In use of the apparatus of FIG. 4 in manufacturing the 3,412,060 11/1953 S2UU l 260-296 occulent additive of the present invention, suitable quan- 3,493,529 2/1970 Kmttmgef et al- Z50-295 tities of ethylene glycol and cationic polyacrylamide are FOREIGN PATENTS rst added to the tank 20 through the hopper 24 and 50 155,163 10/1968 Hungary.

mixed with the mixer blades 23 rotating preferably at a rate of 400 r.p.m. As beforementioned, the cationic polyacrylamide is mixed thoroughly with the ethylene glycol so that each particle of cationic polyacrylamide becomes thoroughly coated with ethylene glycol.
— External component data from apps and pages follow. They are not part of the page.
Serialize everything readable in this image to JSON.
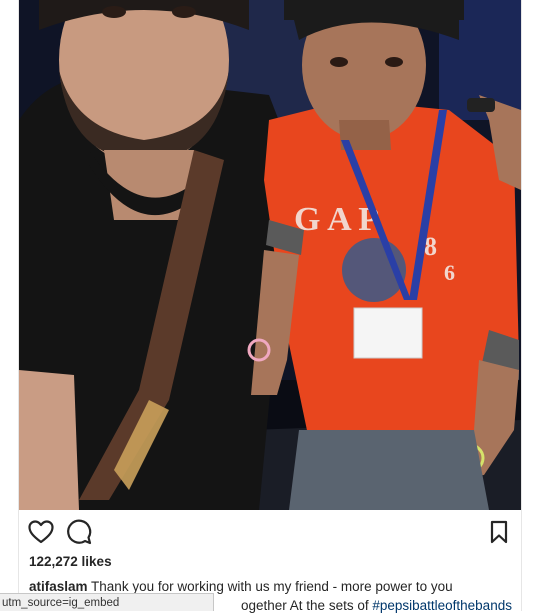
{
  "post": {
    "likes_text": "122,272 likes",
    "username": "atifaslam",
    "caption_line1": "Thank you for working with us my friend - more power to you",
    "caption_line2_visible": "ogether At the sets of ",
    "hashtag": "#pepsibattleofthebands"
  },
  "icons": {
    "like": "heart-icon",
    "comment": "comment-icon",
    "save": "bookmark-icon"
  },
  "status_bar": {
    "url_text": "utm_source=ig_embed"
  },
  "colors": {
    "text": "#262626",
    "hashtag": "#00376b",
    "shirt_orange": "#e8461e",
    "lanyard_blue": "#2a3fa6"
  }
}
A suitable quantity of water is next added by opening the valve 28 in water line 27 and the shaft 22 is again driven at approximately 400 r.p.m. until the ethylene glycol, cationic OTHER REFERENCES Davidson and Sittig: "Water Soluble Resins, 2nd Ed.," Reinhold, New York, 1962, pp. 176-77.

MELVIN GOLDSTEIN, Primary Examiner

Referenced by
Citing PatentFiling datePublication dateApplicantTitle
US3977971 *Dec 3, 1974Aug 31, 1976Betz Laboratories, Inc.Method of feeding polymers
US3985651 *Jul 11, 1975Oct 12, 1976Swift And Company LimitedDispersion of polyacrylamide in polyhydric alcohol carrier
US4089831 *Apr 19, 1977May 16, 1978Chemed CorporationAntiagglomerants
US4118355 *Apr 17, 1978Oct 3, 1978Betz Laboratories, Inc.Solvents
US4313863 *Nov 28, 1980Feb 2, 1982Nitto Chemical Industry Co. Ltd.Modification of acrylamide polymers
US4534388 *Jun 7, 1983Aug 13, 1985Pall CorporationDispersion system and method
US5187219 *Aug 22, 1991Feb 16, 1993Nalco Chemical CompanyFor creping cellulosic webs; tissue manufacturing
EP0201237A2 *Apr 21, 1986Nov 12, 1986Allied Colloids LimitedFlocculation processes
Classifications
U.S. Classification524/386, 524/602
International ClassificationC02F1/54, C02F1/52
Cooperative ClassificationC02F1/54, C02F1/5227
European ClassificationC02F1/54, C02F1/52C